Exercise aim:
Copy each line from the entries that the word "FEES" appears in.

Supplied information:
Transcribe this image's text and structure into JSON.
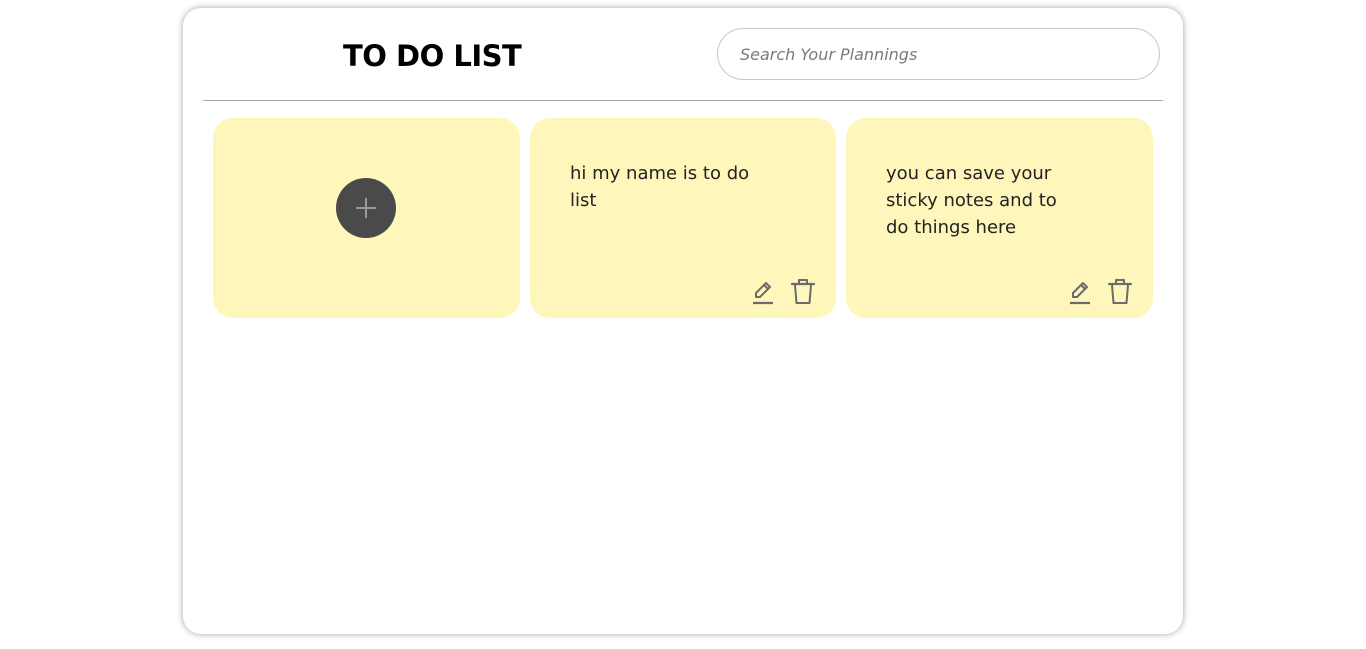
{
  "header": {
    "title": "TO DO LIST",
    "search": {
      "placeholder": "Search Your Plannings",
      "value": ""
    }
  },
  "notes": [
    {
      "text": "hi my name is to do\nlist",
      "edit_icon": "pencil-icon",
      "delete_icon": "trash-icon"
    },
    {
      "text": "you can save your\nsticky notes and to\ndo things here",
      "edit_icon": "pencil-icon",
      "delete_icon": "trash-icon"
    }
  ],
  "add_note": {
    "icon": "plus-icon"
  },
  "colors": {
    "note_background": "#fff6bb",
    "add_button": "#4a4a4a",
    "icon_color": "#6b6b6b"
  }
}
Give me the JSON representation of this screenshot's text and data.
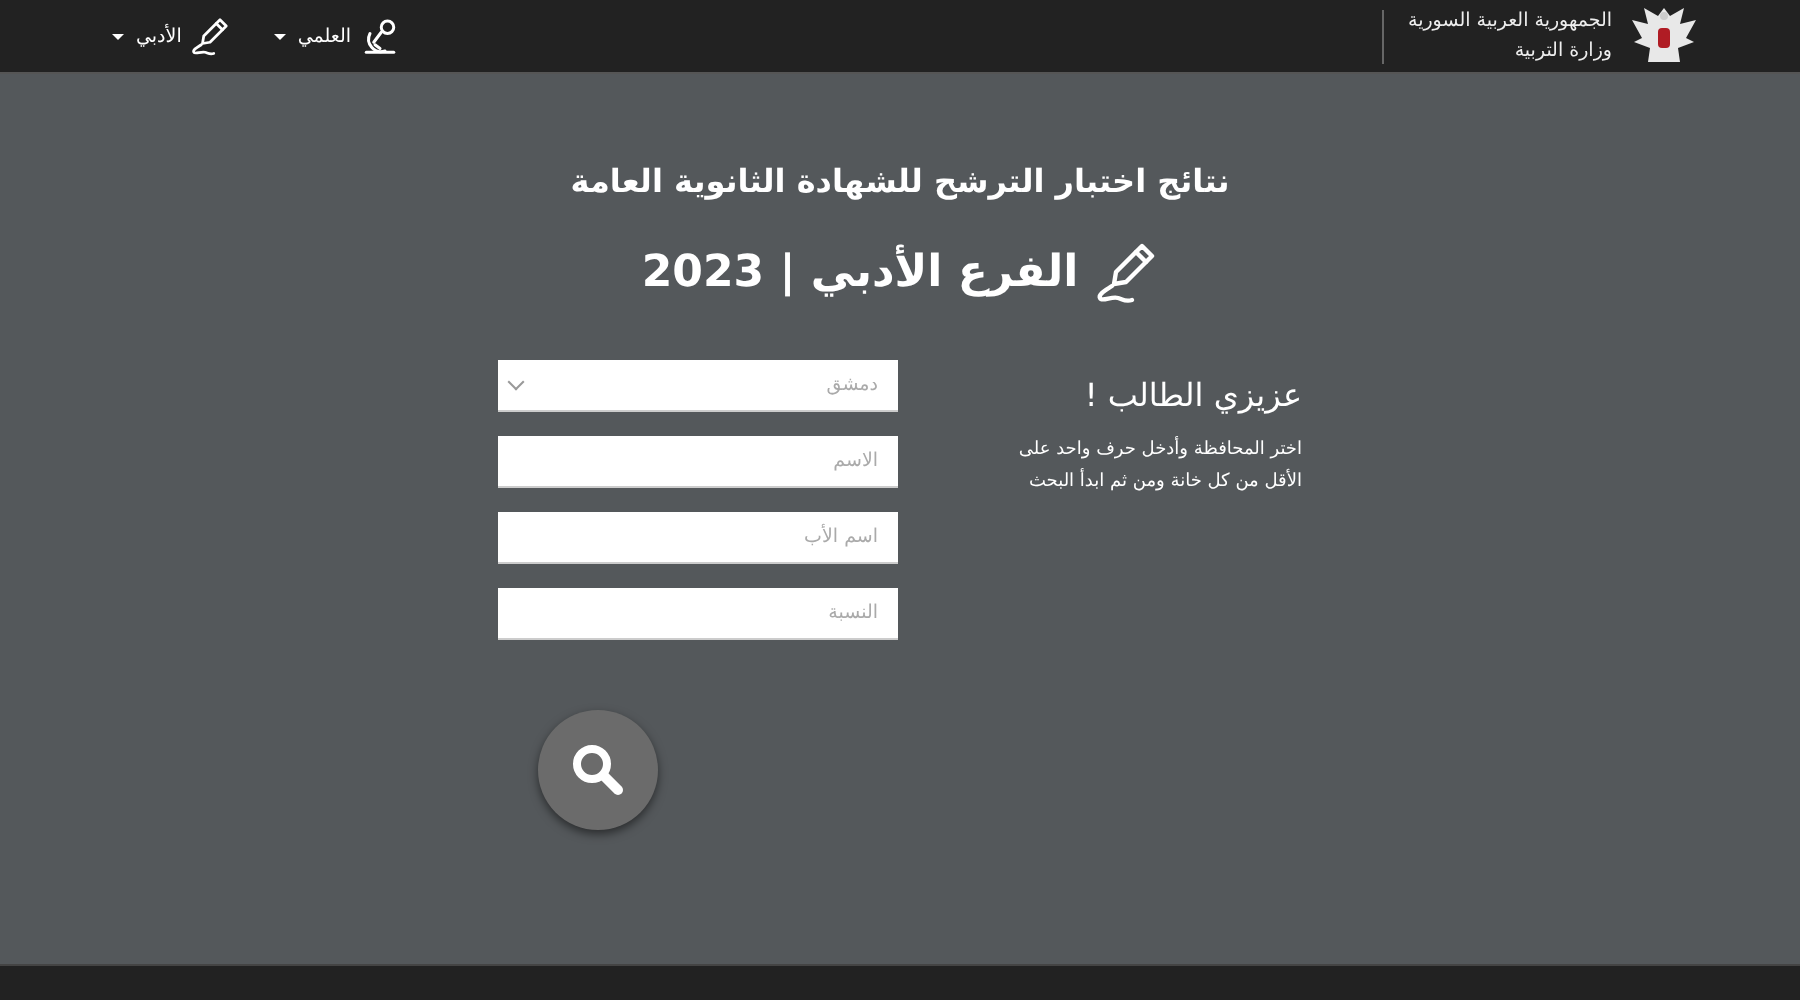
{
  "header": {
    "logo_title": "الجمهورية العربية السورية",
    "logo_subtitle": "وزارة التربية",
    "menu": [
      {
        "label": "العلمي",
        "kind": "scientific"
      },
      {
        "label": "الأدبي",
        "kind": "literary"
      }
    ]
  },
  "title": "نتائج اختبار الترشح للشهادة الثانوية العامة",
  "subtitle": "الفرع الأدبي | 2023",
  "intro": {
    "heading": "عزيزي الطالب !",
    "text": "اختر المحافظة وأدخل حرف واحد على الأقل من كل خانة ومن ثم ابدأ البحث"
  },
  "form": {
    "fields": [
      {
        "kind": "select",
        "value": "دمشق"
      },
      {
        "kind": "text",
        "placeholder": "الاسم"
      },
      {
        "kind": "text",
        "placeholder": "اسم الأب"
      },
      {
        "kind": "text",
        "placeholder": "النسبة"
      }
    ]
  }
}
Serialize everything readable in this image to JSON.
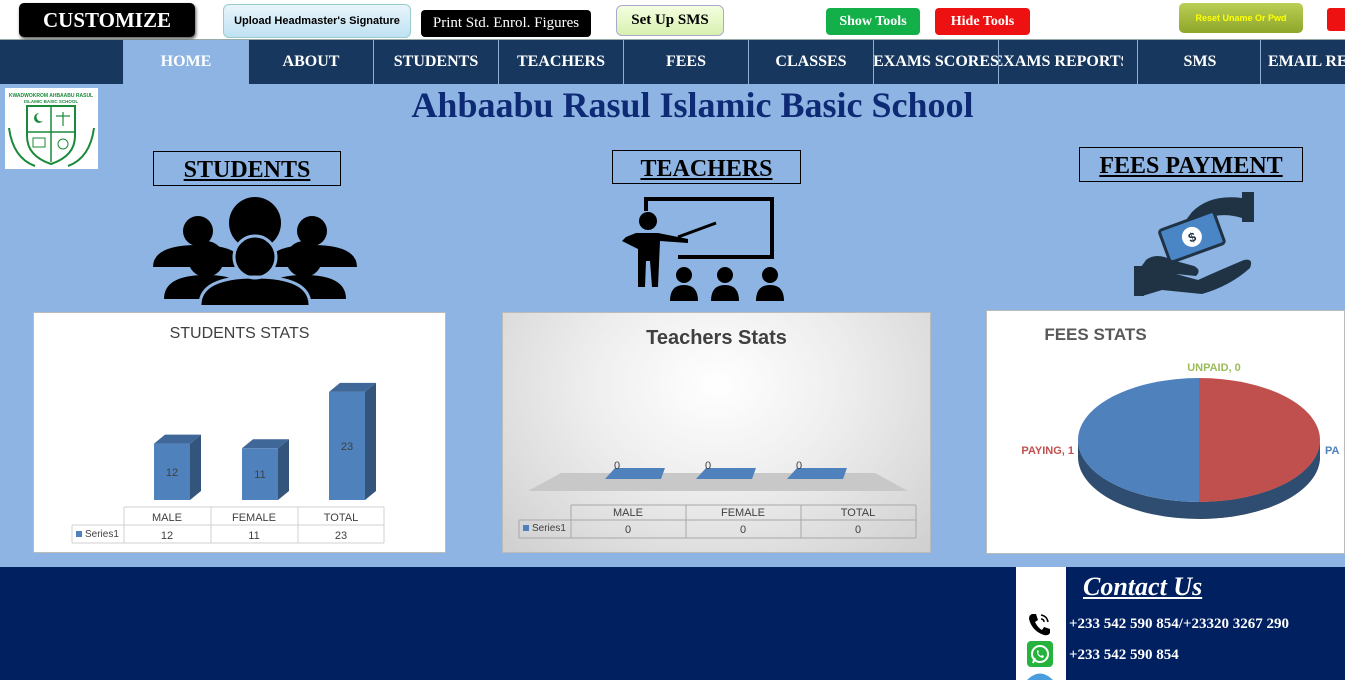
{
  "toolbar": {
    "customize": "CUSTOMIZE",
    "upload_signature": "Upload Headmaster's Signature",
    "print_enrol": "Print Std. Enrol. Figures",
    "setup_sms": "Set Up SMS",
    "show_tools": "Show Tools",
    "hide_tools": "Hide Tools",
    "reset_uname": "Reset Uname Or Pwd"
  },
  "nav": {
    "items": [
      "HOME",
      "ABOUT",
      "STUDENTS",
      "TEACHERS",
      "FEES",
      "CLASSES",
      "EXAMS SCORES",
      "EXAMS REPORTS",
      "SMS",
      "EMAIL RE"
    ],
    "active": "HOME"
  },
  "header": {
    "school_name": "Ahbaabu Rasul Islamic Basic School",
    "logo_text_top": "KWADWOKROM AHBAABU RASUL",
    "logo_text_mid": "ISLAMIC BASIC SCHOOL"
  },
  "sections": {
    "students": "STUDENTS",
    "teachers": "TEACHERS",
    "fees": "FEES PAYMENT"
  },
  "chart_data": [
    {
      "type": "bar",
      "title": "STUDENTS STATS",
      "categories": [
        "MALE",
        "FEMALE",
        "TOTAL"
      ],
      "series": [
        {
          "name": "Series1",
          "values": [
            12,
            11,
            23
          ]
        }
      ],
      "color": "#4f81bd",
      "table": true
    },
    {
      "type": "bar",
      "title": "Teachers Stats",
      "categories": [
        "MALE",
        "FEMALE",
        "TOTAL"
      ],
      "series": [
        {
          "name": "Series1",
          "values": [
            0,
            0,
            0
          ]
        }
      ],
      "color": "#4f81bd",
      "table": true
    },
    {
      "type": "pie",
      "title": "FEES STATS",
      "labels": [
        "UNPAID",
        "PAYING",
        "PAID"
      ],
      "values": [
        0,
        1,
        1
      ],
      "data_labels": [
        "UNPAID, 0",
        "PAYING, 1",
        "PA"
      ],
      "colors": [
        "#9bbb59",
        "#c0504d",
        "#4f81bd"
      ]
    }
  ],
  "contact": {
    "title": "Contact Us",
    "phone": "+233 542 590 854/+23320 3267 290",
    "whatsapp": "+233 542 590 854"
  },
  "colors": {
    "background": "#8db4e2",
    "navbar": "#17375e",
    "footer": "#002060",
    "title": "#0f2a74"
  }
}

Answer area:
      "FEES",
    "fees": "FEES PAYMENT"
      "title": "FEES STATS",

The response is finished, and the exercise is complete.